Consideration of possible diagnosis of dementia

Establishing a diagnosis of dementia is a complex assessment and usually requires several consultations.

Below is a framework for the initial assessment, however, several more consultations may be required. Similarly, fewer consultations may be required if the presentation is less complex.

Consultation 1: Usually an unanticipated visit where concerns are first identified by the patient, the GP or sometimes a relative. This consultation involves:

  • A brief history of the problem
  • GPCOG (or equivalent cognitive assessment tool)
  • Consideration of differentials:
    • Medication review
    • Rule-out delirium
    • Consider depression

Consultation 2: Collection of Information

  • More detailed history taking
  • Consider using Geriatric Depression Scale
  • Bloods
  • Invite a relative to attend next consult for collateral, if the patient consents.

Consultation 3: Collateral and Review

  • Further clarification of symptoms
  • Collateral if possible
  • Review of  blood results
  • Consider direct referral for CT or MRI brain (if accessible)
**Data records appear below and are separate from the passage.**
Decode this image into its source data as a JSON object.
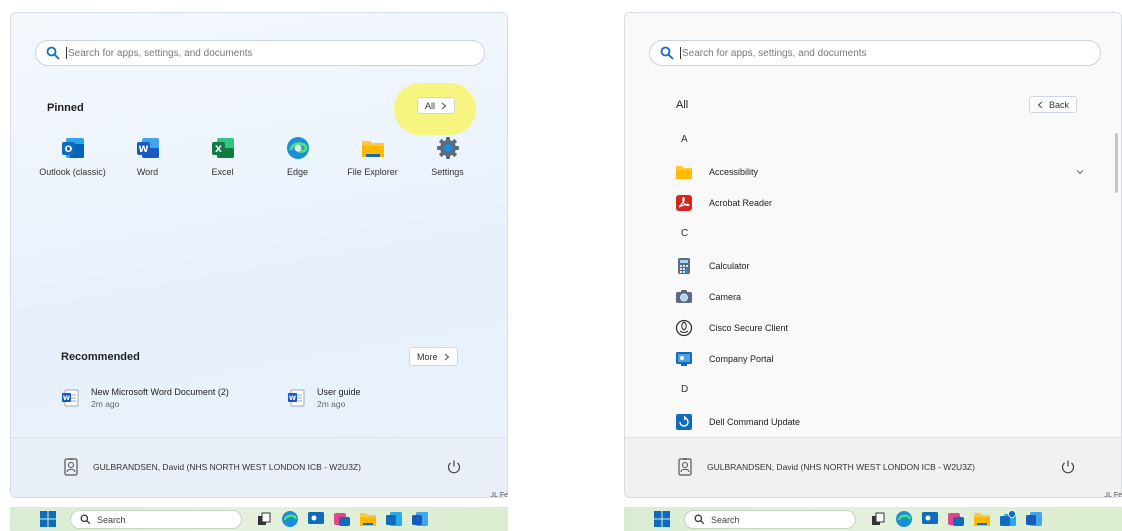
{
  "search": {
    "placeholder": "Search for apps, settings, and documents"
  },
  "left_panel": {
    "pinned_title": "Pinned",
    "all_button": "All",
    "pinned": [
      {
        "label": "Outlook (classic)",
        "icon": "outlook-icon"
      },
      {
        "label": "Word",
        "icon": "word-icon"
      },
      {
        "label": "Excel",
        "icon": "excel-icon"
      },
      {
        "label": "Edge",
        "icon": "edge-icon"
      },
      {
        "label": "File Explorer",
        "icon": "file-explorer-icon"
      },
      {
        "label": "Settings",
        "icon": "settings-gear-icon"
      }
    ],
    "recommended_title": "Recommended",
    "more_button": "More",
    "recommended": [
      {
        "name": "New Microsoft Word Document (2)",
        "time": "2m ago"
      },
      {
        "name": "User guide",
        "time": "2m ago"
      }
    ]
  },
  "right_panel": {
    "all_title": "All",
    "back_button": "Back",
    "list": [
      {
        "type": "letter",
        "text": "A"
      },
      {
        "type": "app",
        "text": "Accessibility",
        "icon": "folder-icon",
        "expandable": true
      },
      {
        "type": "app",
        "text": "Acrobat Reader",
        "icon": "acrobat-icon"
      },
      {
        "type": "letter",
        "text": "C"
      },
      {
        "type": "app",
        "text": "Calculator",
        "icon": "calculator-icon"
      },
      {
        "type": "app",
        "text": "Camera",
        "icon": "camera-icon"
      },
      {
        "type": "app",
        "text": "Cisco Secure Client",
        "icon": "cisco-icon"
      },
      {
        "type": "app",
        "text": "Company Portal",
        "icon": "company-portal-icon"
      },
      {
        "type": "letter",
        "text": "D"
      },
      {
        "type": "app",
        "text": "Dell Command Update",
        "icon": "dell-update-icon"
      }
    ]
  },
  "footer": {
    "user_name": "GULBRANDSEN, David (NHS NORTH WEST LONDON ICB - W2U3Z)"
  },
  "taskbar": {
    "search_label": "Search",
    "corner_text": "ᒧᒪ Fe"
  },
  "colors": {
    "highlight": "#f6f56a",
    "accent_blue": "#0f6cbd"
  }
}
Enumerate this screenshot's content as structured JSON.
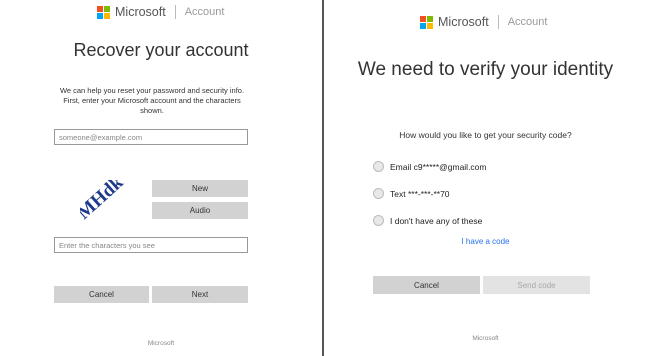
{
  "colors": {
    "logo_red": "#f25022",
    "logo_green": "#7fba00",
    "logo_blue": "#00a4ef",
    "logo_yellow": "#ffb900",
    "button_gray": "#d2d2d2",
    "link_blue": "#2672ec"
  },
  "brand": {
    "name": "Microsoft",
    "section": "Account"
  },
  "recover": {
    "title": "Recover your account",
    "description": "We can help you reset your password and security info. First, enter your Microsoft account and the characters shown.",
    "email_placeholder": "someone@example.com",
    "captcha_text": "MHdk",
    "captcha_icon": "captcha-image",
    "new_label": "New",
    "audio_label": "Audio",
    "chars_placeholder": "Enter the characters you see",
    "cancel_label": "Cancel",
    "next_label": "Next",
    "footer": "Microsoft"
  },
  "verify": {
    "title": "We need to verify your identity",
    "question": "How would you like to get your security code?",
    "options": [
      {
        "label": "Email c9*****@gmail.com"
      },
      {
        "label": "Text ***-***-**70"
      },
      {
        "label": "I don't have any of these"
      }
    ],
    "have_code_label": "I have a code",
    "cancel_label": "Cancel",
    "send_label": "Send code",
    "footer": "Microsoft"
  }
}
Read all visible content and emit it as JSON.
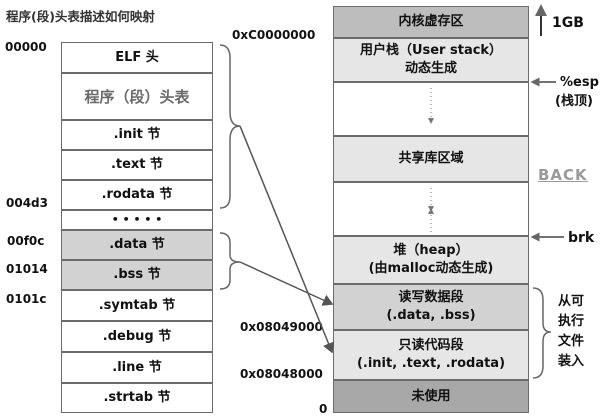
{
  "title": "程序(段)头表描述如何映射",
  "left_addresses": {
    "a0": "00000",
    "a1": "004d3",
    "a2": "00f0c",
    "a3": "01014",
    "a4": "0101c"
  },
  "elf_sections": {
    "elf_header": "ELF 头",
    "program_header": "程序（段）头表",
    "init": ".init 节",
    "text": ".text 节",
    "rodata": ".rodata 节",
    "ellipsis": "• • • • •",
    "data": ".data 节",
    "bss": ".bss 节",
    "symtab": ".symtab 节",
    "debug": ".debug 节",
    "line": ".line 节",
    "strtab": ".strtab 节"
  },
  "right_addresses": {
    "kernel_base": "0xC0000000",
    "data_start": "0x08049000",
    "code_start": "0x08048000",
    "zero": "0"
  },
  "memory_regions": {
    "kernel": "内核虚存区",
    "user_stack_1": "用户栈（User stack）",
    "user_stack_2": "动态生成",
    "shared_lib": "共享库区域",
    "heap_1": "堆（heap）",
    "heap_2": "(由malloc动态生成)",
    "rw_1": "读写数据段",
    "rw_2": "(.data, .bss)",
    "ro_1": "只读代码段",
    "ro_2": "(.init, .text, .rodata)",
    "unused": "未使用"
  },
  "annotations": {
    "one_gb": "1GB",
    "esp_1": "%esp",
    "esp_2": "(栈顶)",
    "back": "BACK",
    "brk": "brk",
    "load_1": "从可",
    "load_2": "执行",
    "load_3": "文件",
    "load_4": "装入"
  }
}
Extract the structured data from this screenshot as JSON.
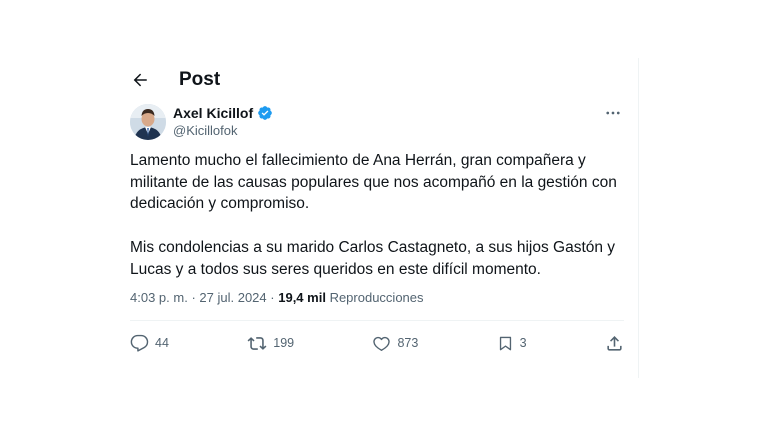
{
  "header": {
    "title": "Post"
  },
  "author": {
    "name": "Axel Kicillof",
    "handle": "@Kicillofok",
    "verified_color": "#1d9bf0"
  },
  "tweet": {
    "paragraphs": [
      "Lamento mucho el fallecimiento de Ana Herrán, gran compañera y militante de las causas populares que nos acompañó en la gestión con dedicación y compromiso.",
      "Mis condolencias a su marido Carlos Castagneto, a sus hijos Gastón y Lucas y a todos sus seres queridos en este difícil momento."
    ]
  },
  "meta": {
    "time": "4:03 p. m.",
    "separator": "·",
    "date": "27 jul. 2024",
    "views_count": "19,4 mil",
    "views_label": "Reproducciones"
  },
  "actions": {
    "replies": "44",
    "reposts": "199",
    "likes": "873",
    "bookmarks": "3"
  },
  "icons": [
    "back-arrow-icon",
    "verified-badge-icon",
    "more-icon",
    "reply-icon",
    "repost-icon",
    "like-icon",
    "bookmark-icon",
    "share-icon"
  ]
}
Consultation 4: Review and Disclosure

  • Review history and investigations to date.
  • Disclose diagnosis or
  • Disclose your impression of the most likely diagnosis and explain referral pathways
  • Provide relevant Patient Information Leaflets (PIL)